-Not allowing Brad Stevens to challenge the above call, because he didn’t call timeout in time, despite several Celtics immediately signaling for a timeout and a review.

-Ejecting Marcus Smart for an “unsportsmanlike” blow to the groin of Jusuf Nurkic. Yes, Smart got Nurkic in a sensitive place, but came as Nurkic leveled him with a screen and seemed to be entirely unintentional.

-An offensive foul call where Payton Pritchard was clearly moving and in the “no-charge” circle.

-The last clip above (Tatum to Fournier) has been called an offensive foul on a regular basis, even if it shouldn’t be.

All of those plays are on top of several other mystifying plays where brush contact was called or players were clubbed without a call. It was bad both ways and it’s a terrible look for the NBA.

This was a great game, or was shaping up to be one, and now the story is officiating. The referees aren’t immune from COVID impacts, and it’s harder on them to stay healthy. Their schedule is as demanding, if not more so, than the plays and NBA officials travel commercially vs privately. In part, that’s led to several veteran refs being out this season. The inexperience of the backup officials is showing up in a major way and negatively impacting the game.

10. Moving on…Boston has the next couple of days off. Monday is a much-needed recovery day, especially for Jaylen Brown and Jayson Tatum. The team will practice on Tuesday. Then the closing schedule is favorable, while also offering opportunities for the Celtics to help themselves. The final seven games are:

at Orlando

at Chicago

vs Miami

vs Miami

at Cleveland

at Minnesota

at New York

That’s four games against teams that are out, or falling out, of the postseason race. The biggest games are the two home games against Miami. And then, if it matters, Boston and New York will break their 1-1 season tie on the final day of the regular season.

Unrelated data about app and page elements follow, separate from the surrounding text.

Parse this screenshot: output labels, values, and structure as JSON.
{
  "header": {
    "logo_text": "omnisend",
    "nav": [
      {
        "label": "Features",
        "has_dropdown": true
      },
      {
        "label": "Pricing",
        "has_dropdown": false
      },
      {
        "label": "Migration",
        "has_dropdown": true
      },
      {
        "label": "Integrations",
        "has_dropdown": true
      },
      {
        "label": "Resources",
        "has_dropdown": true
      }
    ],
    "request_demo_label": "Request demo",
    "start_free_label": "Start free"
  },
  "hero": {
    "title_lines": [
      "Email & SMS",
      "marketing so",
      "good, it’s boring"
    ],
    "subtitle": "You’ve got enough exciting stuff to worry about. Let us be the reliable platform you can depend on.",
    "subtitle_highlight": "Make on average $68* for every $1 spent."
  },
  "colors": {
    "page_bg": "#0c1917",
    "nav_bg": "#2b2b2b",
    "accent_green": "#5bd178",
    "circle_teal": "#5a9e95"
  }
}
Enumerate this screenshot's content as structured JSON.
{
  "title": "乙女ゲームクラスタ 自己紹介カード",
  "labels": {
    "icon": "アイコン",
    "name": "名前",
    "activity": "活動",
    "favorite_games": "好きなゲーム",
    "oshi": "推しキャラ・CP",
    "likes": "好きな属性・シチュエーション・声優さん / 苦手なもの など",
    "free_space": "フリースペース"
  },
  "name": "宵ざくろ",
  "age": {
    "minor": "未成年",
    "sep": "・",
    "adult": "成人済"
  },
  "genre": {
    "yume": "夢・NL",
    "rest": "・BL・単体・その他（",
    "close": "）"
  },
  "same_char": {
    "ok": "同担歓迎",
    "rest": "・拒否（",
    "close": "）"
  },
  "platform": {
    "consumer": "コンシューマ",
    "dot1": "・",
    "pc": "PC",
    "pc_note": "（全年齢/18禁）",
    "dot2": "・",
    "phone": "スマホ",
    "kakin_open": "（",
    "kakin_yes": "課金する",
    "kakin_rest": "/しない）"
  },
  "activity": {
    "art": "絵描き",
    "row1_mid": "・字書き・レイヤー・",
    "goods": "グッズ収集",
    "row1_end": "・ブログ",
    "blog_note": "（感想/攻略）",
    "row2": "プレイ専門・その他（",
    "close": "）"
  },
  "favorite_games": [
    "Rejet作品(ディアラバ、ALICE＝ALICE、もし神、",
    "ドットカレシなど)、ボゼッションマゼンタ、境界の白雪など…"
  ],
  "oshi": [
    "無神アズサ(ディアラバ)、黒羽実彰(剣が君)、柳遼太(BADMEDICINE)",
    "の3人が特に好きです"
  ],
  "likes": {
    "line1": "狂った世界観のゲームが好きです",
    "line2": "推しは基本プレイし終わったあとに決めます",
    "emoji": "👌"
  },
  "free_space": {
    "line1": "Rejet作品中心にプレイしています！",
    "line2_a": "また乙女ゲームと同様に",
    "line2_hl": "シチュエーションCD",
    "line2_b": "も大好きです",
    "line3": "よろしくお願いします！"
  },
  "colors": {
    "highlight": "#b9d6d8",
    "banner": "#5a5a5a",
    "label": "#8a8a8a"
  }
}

7th place and in the Play-In Tournament isn’t where the Celtics expected to be with a couple of weeks left to go. But they can still pull themselves up and out of it with a good close to the regular season.